[Task requirements]
Your answer should be the lines of the data below that contain "movies".

[Dataset rows describing interfaces]
▽

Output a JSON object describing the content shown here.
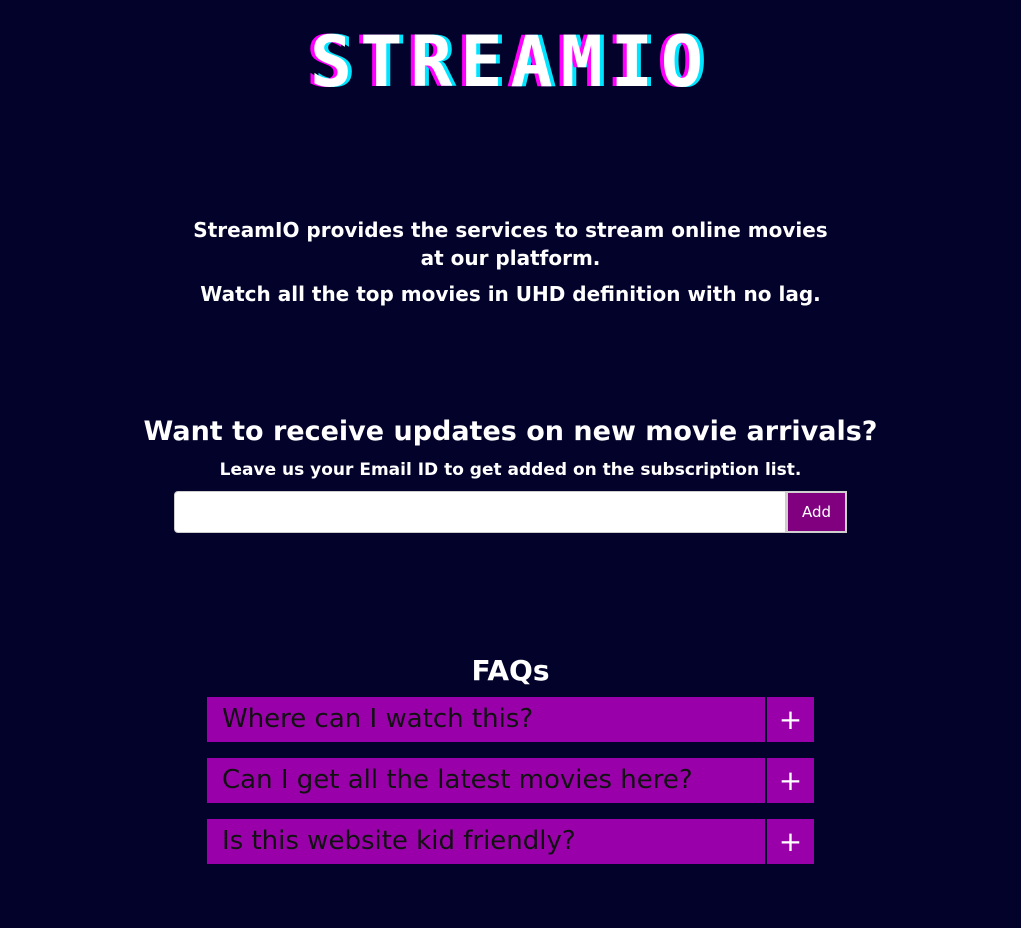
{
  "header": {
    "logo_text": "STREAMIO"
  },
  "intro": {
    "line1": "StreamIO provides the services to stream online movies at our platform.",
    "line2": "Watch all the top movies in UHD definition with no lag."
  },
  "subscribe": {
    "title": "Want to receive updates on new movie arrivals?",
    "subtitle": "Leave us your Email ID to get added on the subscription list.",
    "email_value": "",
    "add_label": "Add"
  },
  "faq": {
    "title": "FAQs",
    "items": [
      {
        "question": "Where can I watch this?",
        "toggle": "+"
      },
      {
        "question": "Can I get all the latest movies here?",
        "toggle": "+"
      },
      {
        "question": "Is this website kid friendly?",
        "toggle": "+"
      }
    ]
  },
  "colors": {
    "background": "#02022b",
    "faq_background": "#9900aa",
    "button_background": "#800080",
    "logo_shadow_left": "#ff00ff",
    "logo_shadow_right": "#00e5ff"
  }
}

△
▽

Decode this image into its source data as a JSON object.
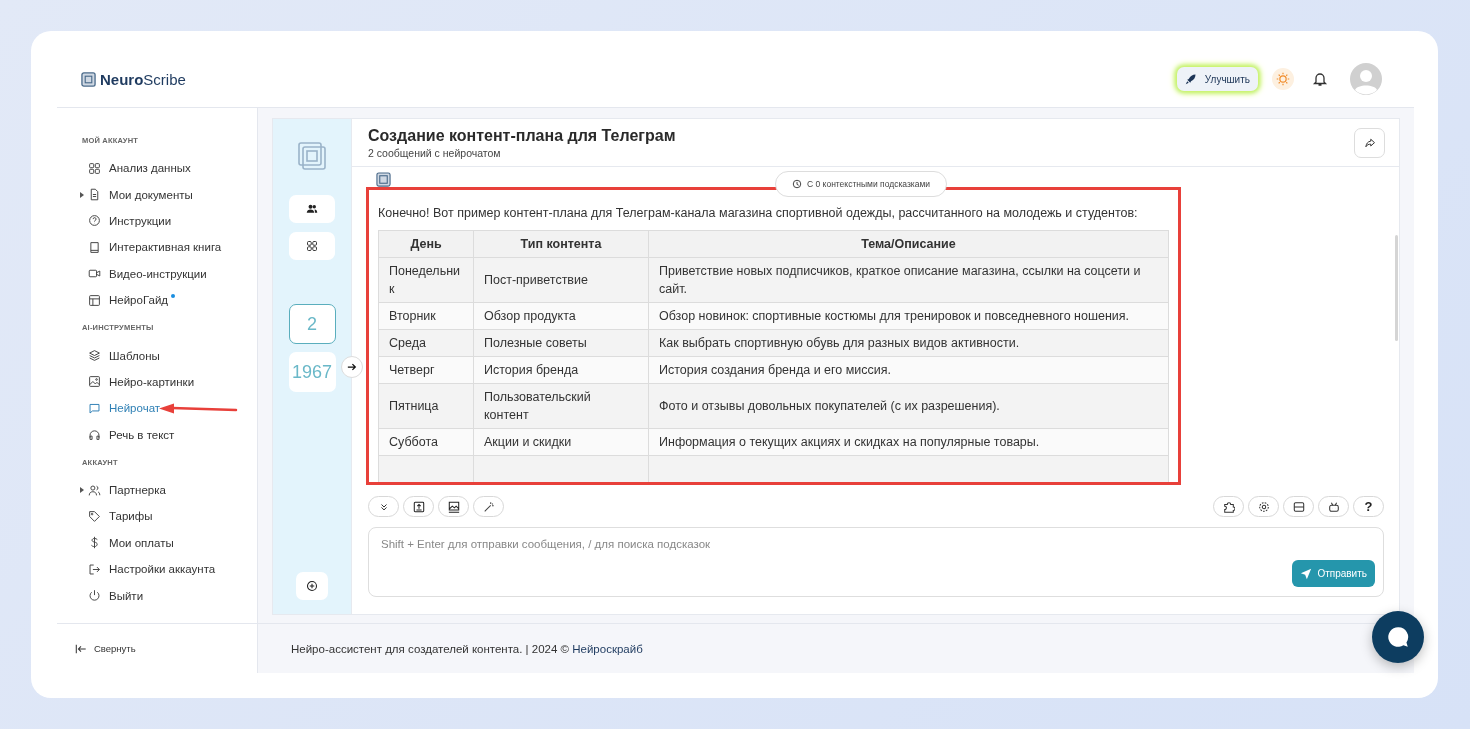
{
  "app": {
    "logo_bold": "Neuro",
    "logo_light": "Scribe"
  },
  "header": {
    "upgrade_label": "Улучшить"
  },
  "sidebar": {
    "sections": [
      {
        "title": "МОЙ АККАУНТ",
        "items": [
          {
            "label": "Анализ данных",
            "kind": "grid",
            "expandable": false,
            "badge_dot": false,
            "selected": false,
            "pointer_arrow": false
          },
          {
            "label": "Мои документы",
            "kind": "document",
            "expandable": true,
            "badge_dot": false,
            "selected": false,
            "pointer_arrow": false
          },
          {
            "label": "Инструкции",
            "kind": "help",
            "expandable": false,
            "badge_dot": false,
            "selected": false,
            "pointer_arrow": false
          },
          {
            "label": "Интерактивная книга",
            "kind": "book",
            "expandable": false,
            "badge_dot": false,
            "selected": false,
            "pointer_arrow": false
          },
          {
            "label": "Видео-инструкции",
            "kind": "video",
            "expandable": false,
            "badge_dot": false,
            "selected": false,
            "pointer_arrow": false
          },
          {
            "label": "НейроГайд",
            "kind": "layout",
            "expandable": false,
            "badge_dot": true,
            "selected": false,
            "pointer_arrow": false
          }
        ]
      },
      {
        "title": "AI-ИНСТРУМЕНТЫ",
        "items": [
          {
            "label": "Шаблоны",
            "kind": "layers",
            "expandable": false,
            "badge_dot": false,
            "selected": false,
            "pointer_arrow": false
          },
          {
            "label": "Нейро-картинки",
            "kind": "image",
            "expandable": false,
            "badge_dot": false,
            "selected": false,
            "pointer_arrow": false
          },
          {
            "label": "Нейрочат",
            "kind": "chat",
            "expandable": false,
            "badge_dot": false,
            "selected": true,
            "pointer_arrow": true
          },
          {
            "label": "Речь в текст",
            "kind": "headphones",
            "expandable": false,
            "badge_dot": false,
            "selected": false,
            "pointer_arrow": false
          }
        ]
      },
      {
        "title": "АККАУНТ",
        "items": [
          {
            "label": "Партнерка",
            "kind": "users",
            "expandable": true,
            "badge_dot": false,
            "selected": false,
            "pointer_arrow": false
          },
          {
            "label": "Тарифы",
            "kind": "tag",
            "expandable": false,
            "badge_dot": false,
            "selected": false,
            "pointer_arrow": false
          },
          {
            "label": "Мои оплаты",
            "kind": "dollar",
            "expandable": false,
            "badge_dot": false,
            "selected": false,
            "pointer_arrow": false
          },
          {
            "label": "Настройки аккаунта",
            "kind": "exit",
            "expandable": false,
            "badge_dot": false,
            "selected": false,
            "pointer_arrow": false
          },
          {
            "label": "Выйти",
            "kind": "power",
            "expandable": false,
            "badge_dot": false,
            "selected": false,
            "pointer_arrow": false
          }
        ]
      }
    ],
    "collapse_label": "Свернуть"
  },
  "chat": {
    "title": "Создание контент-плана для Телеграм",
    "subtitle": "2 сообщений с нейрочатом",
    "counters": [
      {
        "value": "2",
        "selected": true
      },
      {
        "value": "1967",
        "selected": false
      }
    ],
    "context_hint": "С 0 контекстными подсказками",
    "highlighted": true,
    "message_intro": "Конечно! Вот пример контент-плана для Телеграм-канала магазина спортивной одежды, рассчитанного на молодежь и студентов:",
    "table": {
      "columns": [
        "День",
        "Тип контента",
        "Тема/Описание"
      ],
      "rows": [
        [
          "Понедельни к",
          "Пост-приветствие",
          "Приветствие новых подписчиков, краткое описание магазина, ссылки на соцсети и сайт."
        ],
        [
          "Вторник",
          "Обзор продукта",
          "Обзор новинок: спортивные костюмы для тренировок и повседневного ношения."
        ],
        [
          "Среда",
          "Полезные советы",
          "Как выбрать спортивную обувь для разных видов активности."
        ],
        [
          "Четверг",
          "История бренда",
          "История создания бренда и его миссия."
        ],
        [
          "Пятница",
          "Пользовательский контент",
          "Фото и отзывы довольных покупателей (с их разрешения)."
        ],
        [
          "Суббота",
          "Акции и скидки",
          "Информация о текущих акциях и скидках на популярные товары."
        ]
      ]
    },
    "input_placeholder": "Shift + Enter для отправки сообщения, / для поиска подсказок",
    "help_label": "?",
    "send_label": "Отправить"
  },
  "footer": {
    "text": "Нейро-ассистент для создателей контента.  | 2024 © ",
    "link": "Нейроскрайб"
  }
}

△

[Response area]
    "line1": "StreamIO provides the services to stream online movies at our platform.",
    "line2": "Watch all the top movies in UHD definition with no lag."
        "question": "Can I get all the latest movies here?",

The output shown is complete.